For that matter, the ible includes source code for noon hour but there's nothing stopping you from adapting that for other uses. I cannot think of any at the moment, but I'm definitely bookmarking this just in case it might come in handy adding to another project.

However, I like weird clocks, and this one is very subtle that the fun in it seems to be "how long would it take anyone to notice", plus the sheer enjoyment of actually getting it working (which some people seem to miss on this website as well).


8 years ago on Introduction

Very very nice! I must admit the electronics is beyond me but I like anything that reminds people just how arbitrary time is! Be sure to post again when you start selling these, I don't need a longer lunch hour but I like bendy timepieces.

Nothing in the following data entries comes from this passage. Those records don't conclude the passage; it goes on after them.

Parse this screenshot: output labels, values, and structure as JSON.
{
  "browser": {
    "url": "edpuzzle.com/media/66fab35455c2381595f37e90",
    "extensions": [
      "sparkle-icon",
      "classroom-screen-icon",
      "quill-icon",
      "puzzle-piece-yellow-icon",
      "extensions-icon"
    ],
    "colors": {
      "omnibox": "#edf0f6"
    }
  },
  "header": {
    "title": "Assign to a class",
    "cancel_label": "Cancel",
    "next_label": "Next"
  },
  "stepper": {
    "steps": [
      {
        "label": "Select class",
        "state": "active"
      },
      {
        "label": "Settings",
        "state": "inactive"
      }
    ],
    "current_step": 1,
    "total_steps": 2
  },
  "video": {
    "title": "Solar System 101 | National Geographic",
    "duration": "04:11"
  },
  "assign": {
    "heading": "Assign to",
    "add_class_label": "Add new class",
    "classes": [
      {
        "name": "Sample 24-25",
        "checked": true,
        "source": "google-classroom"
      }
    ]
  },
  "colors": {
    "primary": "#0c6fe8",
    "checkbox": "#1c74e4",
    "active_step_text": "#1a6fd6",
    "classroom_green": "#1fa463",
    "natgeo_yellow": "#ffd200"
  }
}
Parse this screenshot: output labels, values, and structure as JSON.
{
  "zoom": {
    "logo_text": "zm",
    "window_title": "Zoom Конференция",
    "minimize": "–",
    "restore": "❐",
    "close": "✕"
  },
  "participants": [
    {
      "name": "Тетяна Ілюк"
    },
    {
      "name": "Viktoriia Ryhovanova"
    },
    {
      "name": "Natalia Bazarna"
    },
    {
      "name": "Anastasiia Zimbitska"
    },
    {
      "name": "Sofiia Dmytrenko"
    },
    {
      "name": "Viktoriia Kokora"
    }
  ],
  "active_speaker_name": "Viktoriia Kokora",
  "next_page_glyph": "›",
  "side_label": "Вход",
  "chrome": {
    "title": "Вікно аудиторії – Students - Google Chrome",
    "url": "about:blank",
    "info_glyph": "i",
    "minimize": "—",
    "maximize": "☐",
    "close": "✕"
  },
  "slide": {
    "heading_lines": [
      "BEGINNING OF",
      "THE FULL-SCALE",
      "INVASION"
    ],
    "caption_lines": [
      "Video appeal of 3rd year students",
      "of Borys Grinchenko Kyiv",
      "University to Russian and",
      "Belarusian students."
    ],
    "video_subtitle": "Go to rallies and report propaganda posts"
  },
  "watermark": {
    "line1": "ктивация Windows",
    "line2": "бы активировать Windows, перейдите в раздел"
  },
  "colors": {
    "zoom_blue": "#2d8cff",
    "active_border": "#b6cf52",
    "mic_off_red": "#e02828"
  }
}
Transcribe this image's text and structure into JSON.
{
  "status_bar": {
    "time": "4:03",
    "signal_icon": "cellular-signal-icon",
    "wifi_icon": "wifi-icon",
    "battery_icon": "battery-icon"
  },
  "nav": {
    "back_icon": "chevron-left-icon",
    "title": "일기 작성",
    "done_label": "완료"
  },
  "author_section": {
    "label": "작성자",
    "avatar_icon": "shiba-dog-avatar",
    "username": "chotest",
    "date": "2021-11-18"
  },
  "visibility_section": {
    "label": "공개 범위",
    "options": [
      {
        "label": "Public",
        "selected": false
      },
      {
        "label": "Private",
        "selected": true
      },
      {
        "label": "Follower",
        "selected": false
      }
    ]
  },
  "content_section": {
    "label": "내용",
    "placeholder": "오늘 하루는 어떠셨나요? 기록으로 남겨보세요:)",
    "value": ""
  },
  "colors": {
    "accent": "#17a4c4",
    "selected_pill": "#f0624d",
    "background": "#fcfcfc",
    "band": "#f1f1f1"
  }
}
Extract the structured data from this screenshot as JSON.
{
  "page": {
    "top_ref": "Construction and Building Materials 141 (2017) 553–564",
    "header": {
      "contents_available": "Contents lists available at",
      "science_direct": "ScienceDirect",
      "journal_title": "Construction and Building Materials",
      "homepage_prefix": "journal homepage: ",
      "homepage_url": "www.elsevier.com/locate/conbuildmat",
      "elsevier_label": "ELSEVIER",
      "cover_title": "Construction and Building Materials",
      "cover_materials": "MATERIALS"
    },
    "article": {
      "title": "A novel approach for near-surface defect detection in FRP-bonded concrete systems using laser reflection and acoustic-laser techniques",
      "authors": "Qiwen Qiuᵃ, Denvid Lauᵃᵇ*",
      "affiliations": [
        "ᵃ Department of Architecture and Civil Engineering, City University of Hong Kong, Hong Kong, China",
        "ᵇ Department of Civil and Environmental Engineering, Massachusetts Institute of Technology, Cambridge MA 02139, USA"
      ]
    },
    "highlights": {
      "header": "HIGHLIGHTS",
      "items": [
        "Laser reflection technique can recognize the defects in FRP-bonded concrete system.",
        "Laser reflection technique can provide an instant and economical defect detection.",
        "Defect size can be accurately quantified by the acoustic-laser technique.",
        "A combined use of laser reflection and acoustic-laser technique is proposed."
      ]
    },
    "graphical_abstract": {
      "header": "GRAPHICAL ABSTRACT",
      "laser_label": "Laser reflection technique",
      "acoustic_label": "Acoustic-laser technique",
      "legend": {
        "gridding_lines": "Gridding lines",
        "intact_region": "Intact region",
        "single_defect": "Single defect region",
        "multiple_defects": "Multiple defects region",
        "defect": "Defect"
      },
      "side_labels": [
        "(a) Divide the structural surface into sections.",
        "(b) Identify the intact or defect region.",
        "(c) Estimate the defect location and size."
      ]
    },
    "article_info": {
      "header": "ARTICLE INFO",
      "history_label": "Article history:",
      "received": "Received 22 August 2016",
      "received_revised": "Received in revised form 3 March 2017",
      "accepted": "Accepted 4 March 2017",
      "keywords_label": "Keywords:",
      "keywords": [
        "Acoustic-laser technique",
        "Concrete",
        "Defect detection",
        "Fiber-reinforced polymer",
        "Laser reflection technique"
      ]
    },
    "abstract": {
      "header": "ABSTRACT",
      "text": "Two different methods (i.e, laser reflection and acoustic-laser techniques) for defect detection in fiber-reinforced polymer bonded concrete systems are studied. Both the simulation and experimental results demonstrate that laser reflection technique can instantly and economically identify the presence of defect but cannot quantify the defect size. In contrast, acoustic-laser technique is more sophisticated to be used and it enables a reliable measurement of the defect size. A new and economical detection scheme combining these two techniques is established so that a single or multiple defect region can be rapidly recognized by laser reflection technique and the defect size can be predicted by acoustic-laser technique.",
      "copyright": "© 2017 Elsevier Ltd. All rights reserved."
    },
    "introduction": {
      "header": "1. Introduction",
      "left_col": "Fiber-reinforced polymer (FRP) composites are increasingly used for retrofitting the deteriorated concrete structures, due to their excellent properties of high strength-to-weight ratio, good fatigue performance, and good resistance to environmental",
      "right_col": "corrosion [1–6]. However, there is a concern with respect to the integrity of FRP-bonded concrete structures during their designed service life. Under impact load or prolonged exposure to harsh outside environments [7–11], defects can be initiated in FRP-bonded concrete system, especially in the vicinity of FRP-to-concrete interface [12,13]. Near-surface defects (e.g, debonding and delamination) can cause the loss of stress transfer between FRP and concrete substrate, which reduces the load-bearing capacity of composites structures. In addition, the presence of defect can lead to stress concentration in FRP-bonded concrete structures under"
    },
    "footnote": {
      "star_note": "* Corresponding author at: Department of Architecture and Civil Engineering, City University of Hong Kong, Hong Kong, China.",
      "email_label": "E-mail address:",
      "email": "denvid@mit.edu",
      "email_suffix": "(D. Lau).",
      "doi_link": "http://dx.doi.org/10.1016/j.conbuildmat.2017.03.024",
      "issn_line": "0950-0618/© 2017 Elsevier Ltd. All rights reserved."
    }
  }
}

8 years ago on Introduction

This works if it is the ONLY clock in the building where you work. Thus it must be a VERY small business. At my location we have clocks on:

*Cell phones
*Time clocks

Likely after a day or two someone will catch on this clock has a problem and go to replace the battery or replace the clock.

1 reply

Reply 8 years ago on Introduction

We have about 20 people... I see how well they clean the shared kitchen... The likelihood of them even thinking about changing a clock battery is about nil. Come to think of it, the last clock sat with a dead battery for months.

Anyhow, it is only at most incorrect visually 12 minutes. Most of the time it is only off a matter of a few minutes. I feel that this discrepancy is not enough for most people to notice or care. Even if they did, the fact that the clock is correct about 90% of the time would probably dissuade anyone from changing it. I'm guessing it would take most people a long while to figure out what is going on in spite of the abundance of alternative clocks.

Clearly this won't work in every single work environment and I don't believe I made that claim, but I think you are wrong that this will work in none.


8 years ago on Introduction

Awesome. I bet you could sell boatloads of them on ThinkGeek.